Notes for Princess Of Egypt Scota Tephi Nectaebus:
Scota Irish history records the story about Scota, the daughter of Pharaoh of Egypt who arrived in the southern part of Ireland between 4,000 and 3,500 years ago. She took on the trade route, sailing in search of the new world. She travelled to Spain from the Delta, by means of an Egyptian ship. She settled in the country of Kerry (south-western part of Ireland) and married Milesius and gave him eight sons.
The Scots claim descent from an Egyptian princess named Scota. According to the historian Eusebius she married a Scythian who was a prince of the Gaels. 'Scota' is an archetypal name bestowed upon women of her line. Originally it was probably 'Sacathach' or 'Scythian', a title given to the Egyptian princess as a gesture of acceptance by her husband's people.
A descendant of the Egyptan princess carrying this archetypal name married Eber, one of the Sons of Mil (descendants of 'Black Mil', also a descendant of the Egyptian princess). A Jewish princess named Tea Tephi married Eber's brother Eremon. The two brothers invaded the Tuatha de Danaan, the Faery folk of Ireland. Eber's wife died during the battle that preceded their victorious battle of Tailtinn. After Eber and Eremon defeated the Danaan, they divided Ireland between them.
The Gaels of Ireland, who sailed from the north of Spain, are proven to be genetically related to the Basque people of that region, which suggests that integration took place there. The Basques claim to be descended from Paleolithic inhabitants of Europe. While they speak an ancient Euskaric language (closely related to those of the Faery) they have many Caucasian characteristics. Black African genes also have been found in Gaels. While they do not prove the Scota legend, they certainly support it. Irish history records the story about Scota, the daughter of Pharaoh of Egypt who arrived in the southern part of Ireland between 4,000 and 3,500 years ago. She took on the trade route, sailing in search of the new world. She travelled to Spain from the Delta, by means of an Egyptian ship. She settled in the country of Kerry (south-western part of Ireland) and married Milesius and gave him eight sons.
Milesius, an invader from Spain, came to Ireland to conquest the ancient tribes and to take the kingdoms from Tuatha-De-Danaans. MacCuill, Mac Ceacht and Mac Greine fought in a long bloody battle about three miles from Tralee. Not only did the Danaan princes die in the battle of Tralee but also Scota the warrior Queen of the invaders was also killed. It seems that her sons Heremon and Heber were the only surviors of Milesius ruling family and that they divided the country between them. One took the north and the other the south. Then they inevitably quarrelled and Heber was slain.

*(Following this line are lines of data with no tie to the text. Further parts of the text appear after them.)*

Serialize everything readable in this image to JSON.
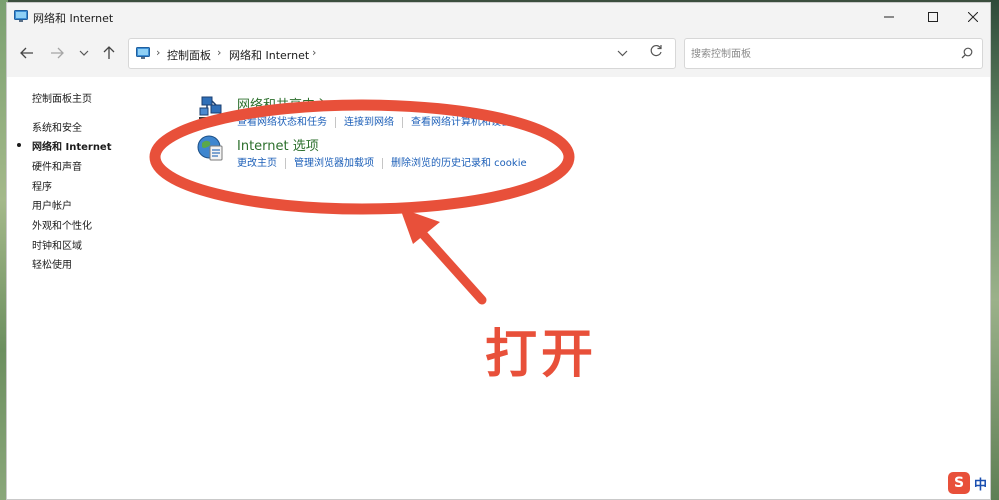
{
  "window": {
    "title": "网络和 Internet",
    "minimize_icon": "minimize-icon",
    "maximize_icon": "maximize-icon",
    "close_icon": "close-icon"
  },
  "navigation": {
    "back_icon": "back-arrow-icon",
    "forward_icon": "forward-arrow-icon",
    "recent_icon": "chevron-down-icon",
    "up_icon": "up-arrow-icon"
  },
  "address_bar": {
    "breadcrumbs": [
      "控制面板",
      "网络和 Internet"
    ],
    "separator": "›",
    "dropdown_icon": "chevron-down-icon",
    "refresh_icon": "refresh-icon"
  },
  "search": {
    "placeholder": "搜索控制面板",
    "value": "",
    "icon": "search-icon"
  },
  "sidebar": {
    "items": [
      {
        "label": "控制面板主页",
        "active": false
      },
      {
        "label": "系统和安全",
        "active": false
      },
      {
        "label": "网络和 Internet",
        "active": true
      },
      {
        "label": "硬件和声音",
        "active": false
      },
      {
        "label": "程序",
        "active": false
      },
      {
        "label": "用户帐户",
        "active": false
      },
      {
        "label": "外观和个性化",
        "active": false
      },
      {
        "label": "时钟和区域",
        "active": false
      },
      {
        "label": "轻松使用",
        "active": false
      }
    ]
  },
  "main": {
    "groups": [
      {
        "title": "网络和共享中心",
        "icon": "network-sharing-icon",
        "links": [
          "查看网络状态和任务",
          "连接到网络",
          "查看网络计算机和设备"
        ]
      },
      {
        "title": "Internet 选项",
        "icon": "internet-options-globe-icon",
        "links": [
          "更改主页",
          "管理浏览器加载项",
          "删除浏览的历史记录和 cookie"
        ]
      }
    ]
  },
  "annotation": {
    "text": "打开",
    "color": "#e8503a",
    "shapes": [
      "ellipse-highlight",
      "arrow"
    ]
  },
  "tray": {
    "ime_icon": "sogou-ime-icon",
    "ime_letter": "S",
    "ime_language": "中"
  }
}
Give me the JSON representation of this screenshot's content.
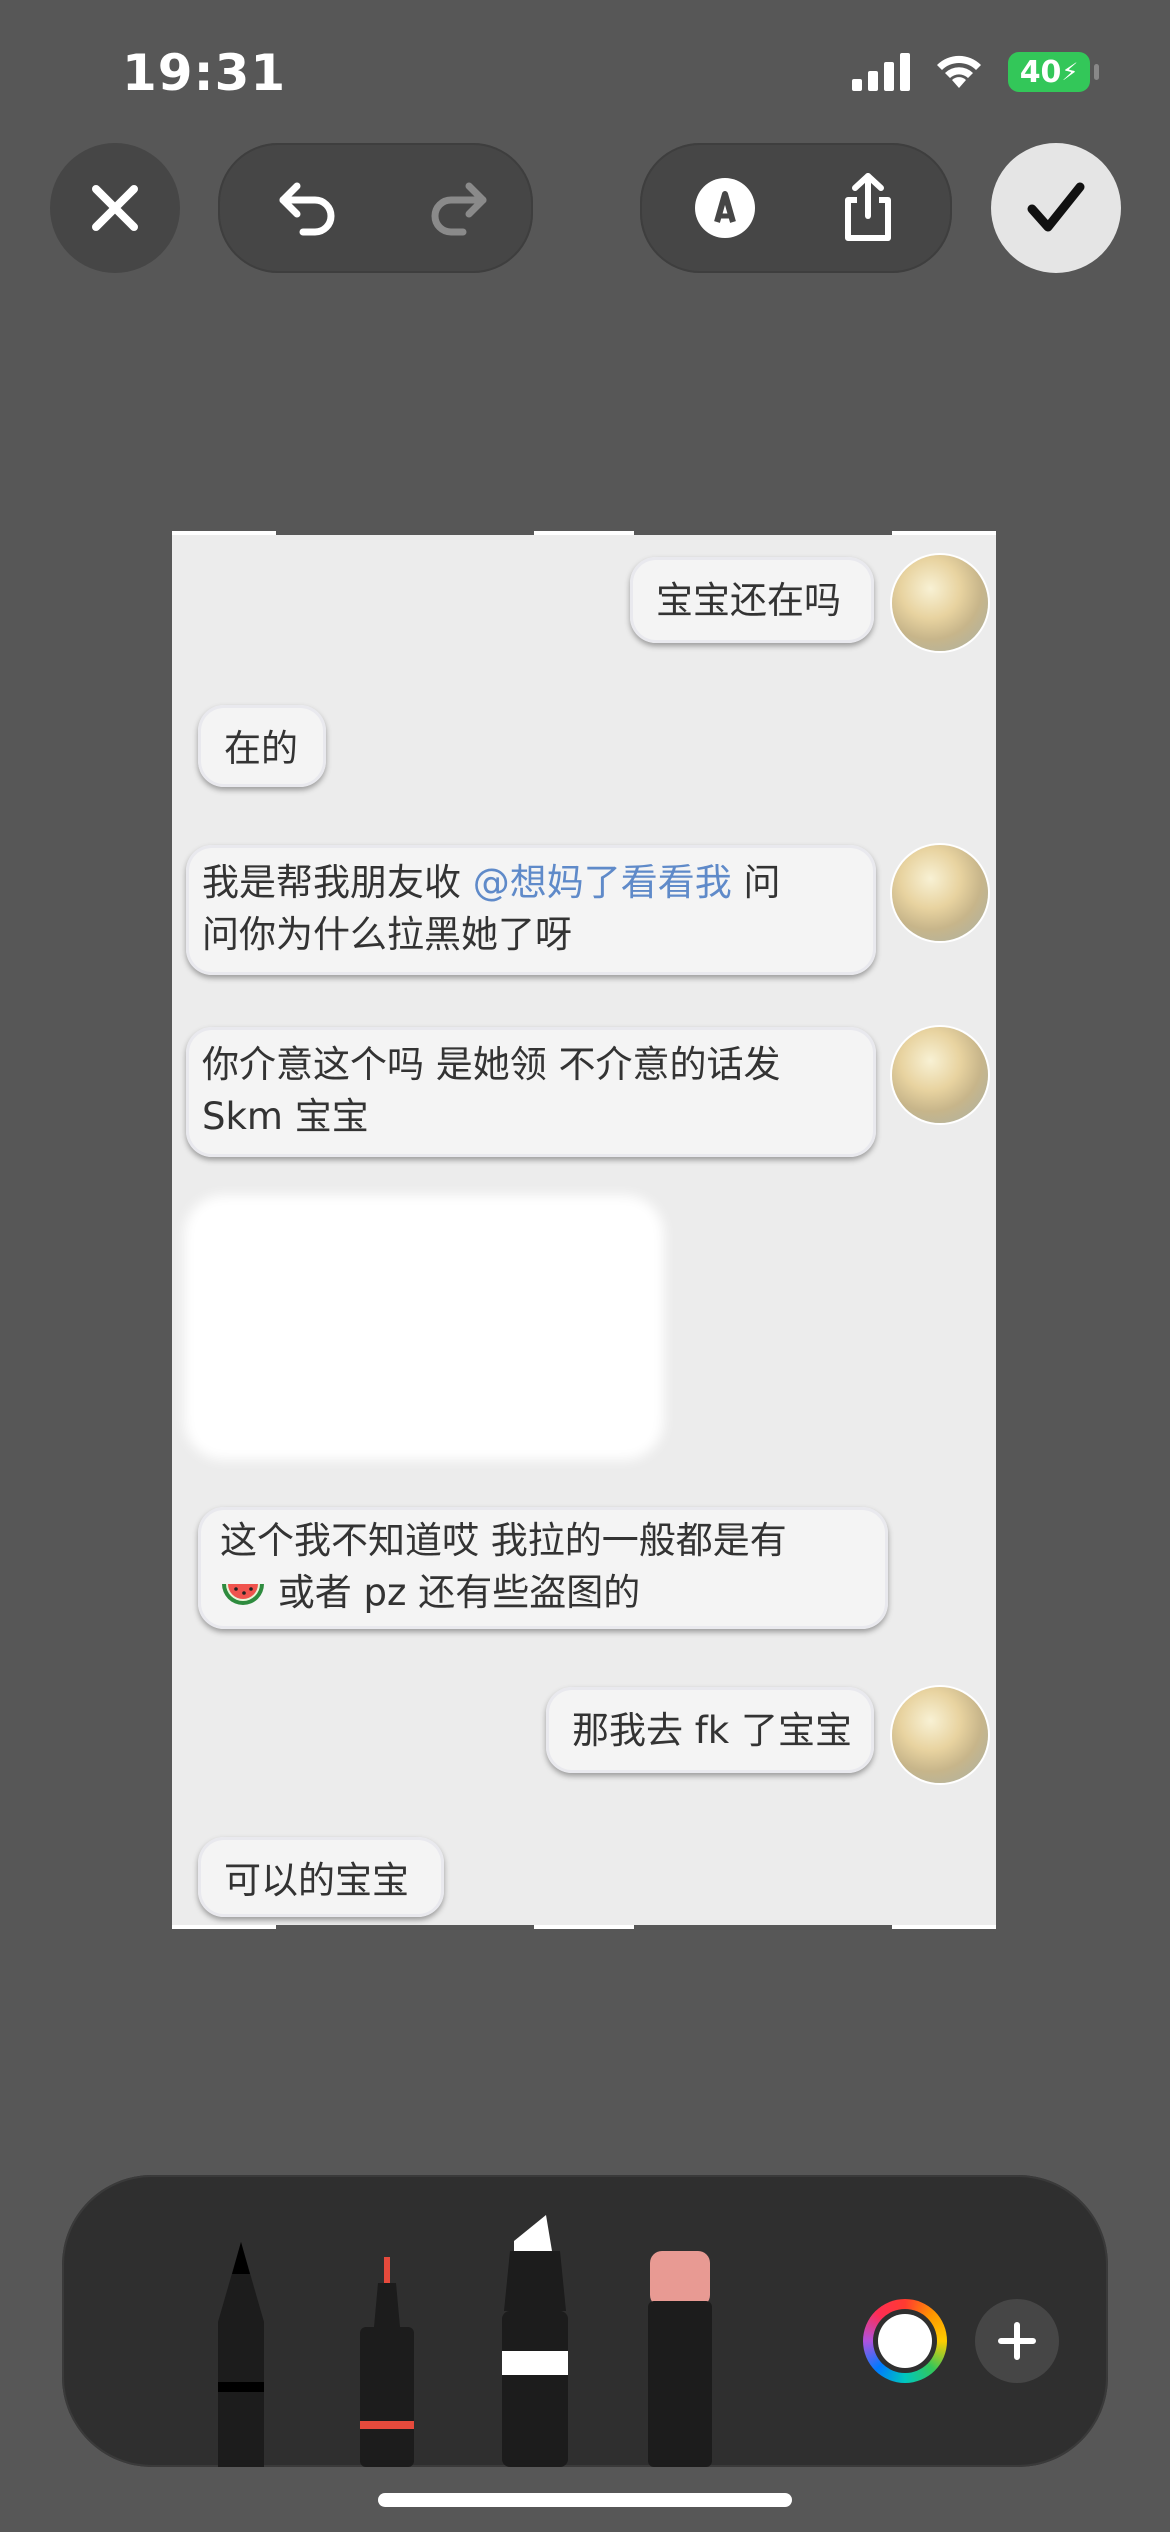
{
  "status_bar": {
    "time": "19:31",
    "battery_level": "40"
  },
  "toolbar_top": {
    "close_icon": "close-icon",
    "undo_icon": "undo-icon",
    "redo_icon": "redo-icon",
    "markup_icon": "markup-pen-icon",
    "share_icon": "share-icon",
    "done_icon": "checkmark-icon"
  },
  "chat": {
    "messages": [
      {
        "side": "right",
        "lines": [
          "宝宝还在吗"
        ]
      },
      {
        "side": "left",
        "lines": [
          "在的"
        ]
      },
      {
        "side": "right",
        "lines": [
          "我是帮我朋友收 ",
          "问你为什么拉黑她了呀"
        ],
        "mention": "@想妈了看看我",
        "after_mention": "  问"
      },
      {
        "side": "right",
        "lines": [
          "你介意这个吗  是她领  不介意的话发",
          "Skm 宝宝"
        ]
      },
      {
        "side": "left",
        "lines": [
          "这个我不知道哎 我拉的一般都是有",
          "或者 pz 还有些盗图的"
        ]
      },
      {
        "side": "right",
        "lines": [
          "那我去 fk 了宝宝"
        ]
      },
      {
        "side": "left",
        "lines": [
          "可以的宝宝"
        ]
      }
    ]
  },
  "tools": [
    {
      "name": "pen",
      "color": "#000000"
    },
    {
      "name": "fine-liner",
      "color": "#e64a3c"
    },
    {
      "name": "marker",
      "color": "#ffffff"
    },
    {
      "name": "eraser",
      "color": "#e89a93"
    }
  ],
  "accent_colors": {
    "done_button": "#e5e5e5",
    "background": "#575757"
  }
}
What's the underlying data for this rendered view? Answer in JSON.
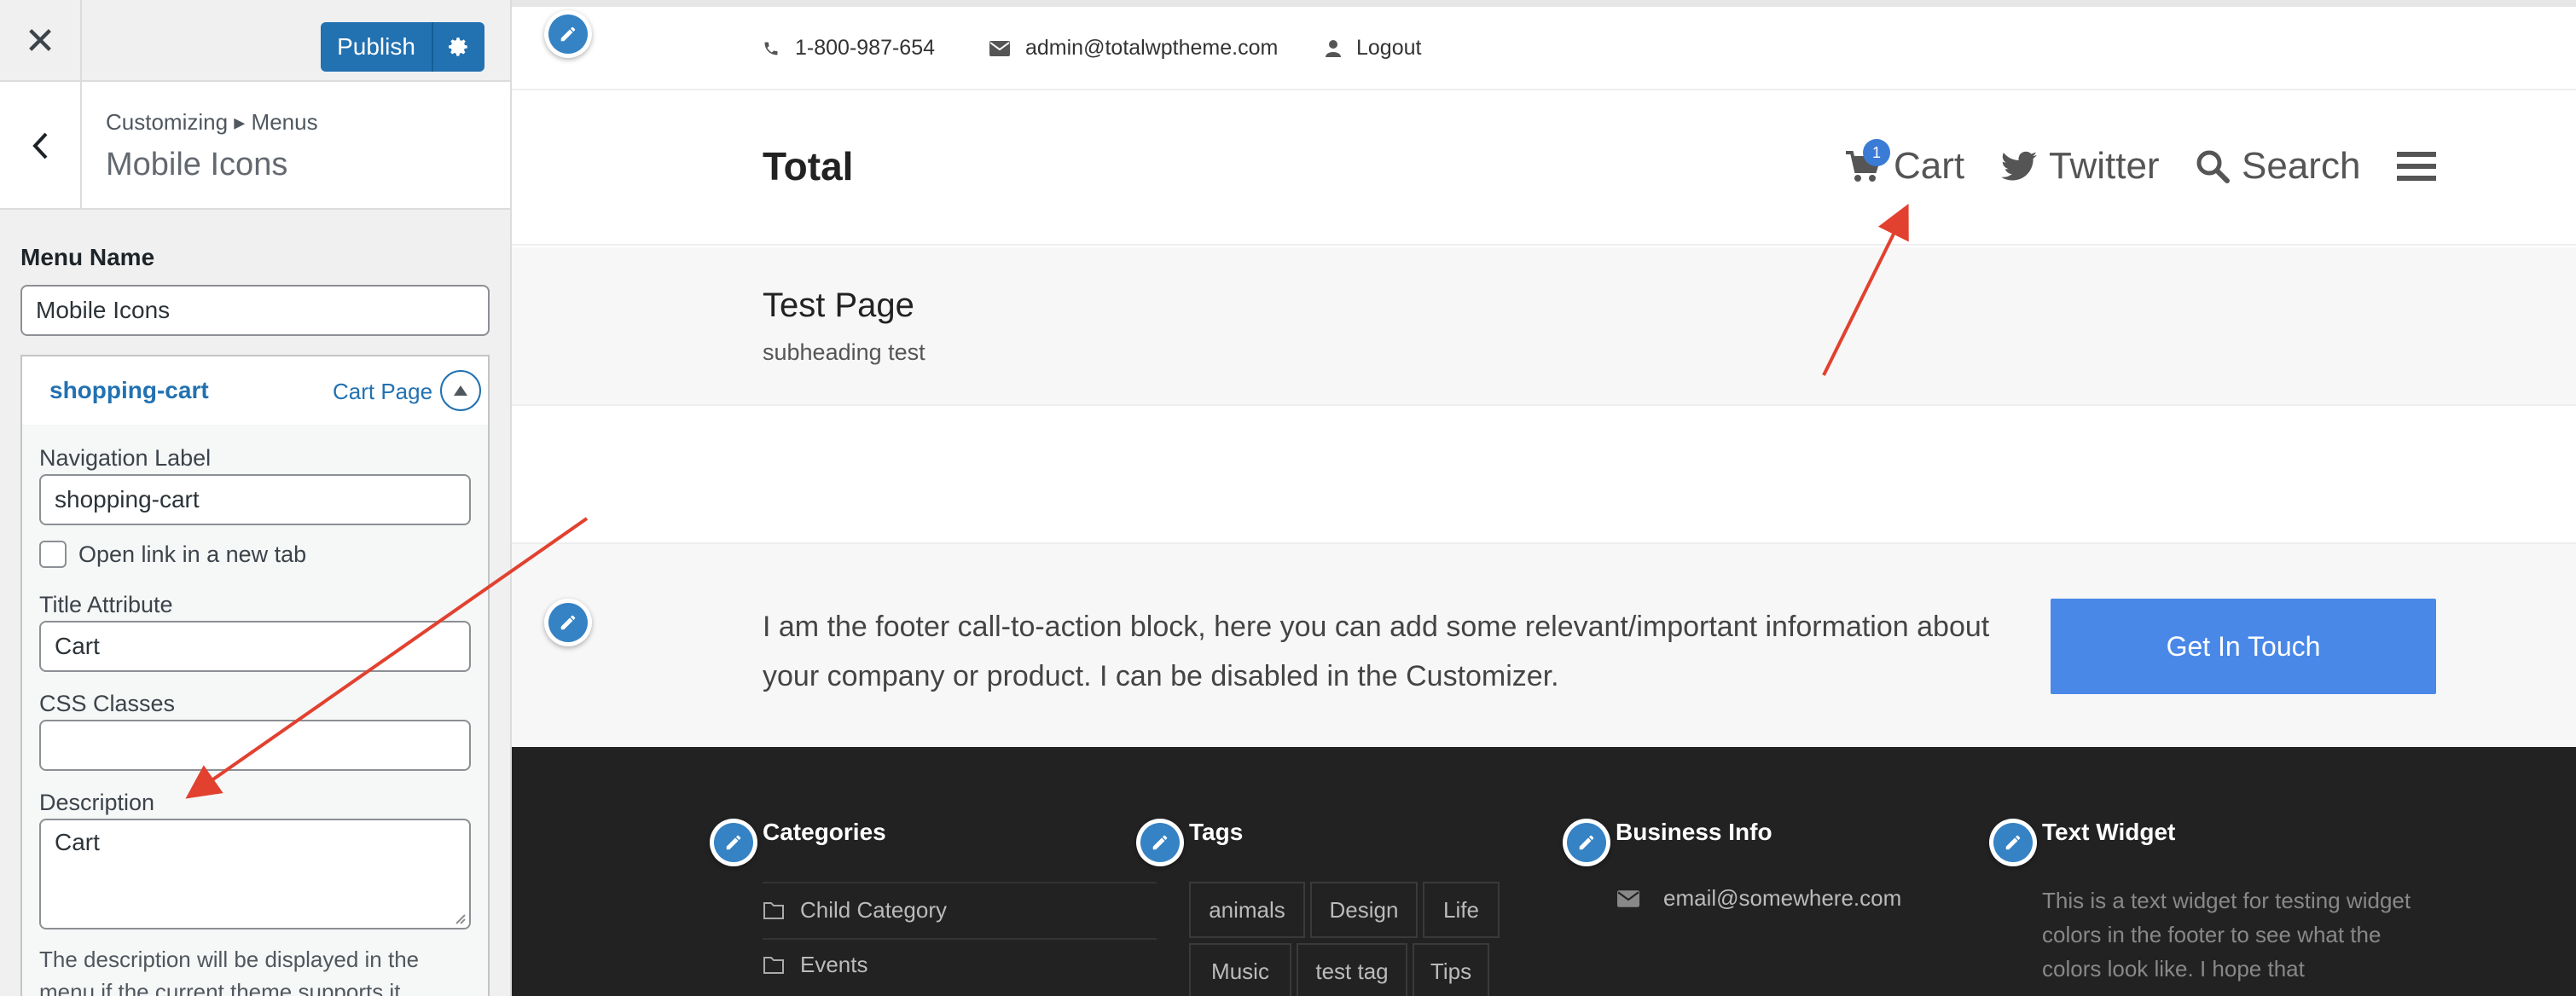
{
  "sidebar": {
    "close_label": "✕",
    "publish_label": "Publish",
    "breadcrumb": "Customizing ▸ Menus",
    "panel_title": "Mobile Icons",
    "menu_name_label": "Menu Name",
    "menu_name_value": "Mobile Icons",
    "item": {
      "title": "shopping-cart",
      "type": "Cart Page",
      "nav_label_label": "Navigation Label",
      "nav_label_value": "shopping-cart",
      "new_tab_label": "Open link in a new tab",
      "title_attr_label": "Title Attribute",
      "title_attr_value": "Cart",
      "css_classes_label": "CSS Classes",
      "css_classes_value": "",
      "description_label": "Description",
      "description_value": "Cart",
      "description_help": "The description will be displayed in the menu if the current theme supports it."
    }
  },
  "preview": {
    "topbar": {
      "phone": "1-800-987-654",
      "email": "admin@totalwptheme.com",
      "logout": "Logout"
    },
    "header": {
      "logo": "Total",
      "nav": [
        {
          "label": "Cart",
          "icon": "cart-icon",
          "badge": "1"
        },
        {
          "label": "Twitter",
          "icon": "twitter-icon"
        },
        {
          "label": "Search",
          "icon": "search-icon"
        }
      ]
    },
    "page_header": {
      "title": "Test Page",
      "subheading": "subheading test"
    },
    "cta": {
      "text": "I am the footer call-to-action block, here you can add some relevant/important information about your company or product. I can be disabled in the Customizer.",
      "button": "Get In Touch"
    },
    "footer": {
      "categories_title": "Categories",
      "categories": [
        "Child Category",
        "Events"
      ],
      "tags_title": "Tags",
      "tags": [
        "animals",
        "Design",
        "Life",
        "Music",
        "test tag",
        "Tips"
      ],
      "business_title": "Business Info",
      "business_email": "email@somewhere.com",
      "text_widget_title": "Text Widget",
      "text_widget_body": "This is a text widget for testing widget colors in the footer to see what the colors look like. I hope that"
    }
  },
  "colors": {
    "wp_blue": "#2271b1",
    "cta_blue": "#4a88e8",
    "pencil_blue": "#3582c4",
    "arrow_red": "#e2412f",
    "footer_bg": "#222222"
  }
}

Scota is buried on the sloped mountains in view of Tralee Bay at a place called Glenscoheen (Scota's Glenn). Irish archaeologists have not yet carried out any investigation on the site, which consists of woodland and natural rocks. The Ordnance Survey of Ireland has shown the actual location of the burial of Scota. The grave of Scota still remains, and has been pointed out from age to age by unlettered country folk, who knew nothing about written records and whose orally transmitted knowledge is their tithe of evidence to the great events of long past ages. The grave lies between Slieve Mis and the sea at Glenscoheen, in the townland of Clahane, in the parish of Annagh and the borony of Troughanacmy.
Fas the wife of Un also died in Kerry in the valley of Gleann Faisi, now called Glenafaish. Donn and his companions were shipwrecked in Kenmare Bay (Inver Sceine); and still Irish speaking people will show you a range of rocks which they call Teach-Dhoinn or Donn's house.
Children of Princess Of Egypt Scota Tephi Nectaebus and Melesius Milespane Of Galicia Gallamh are: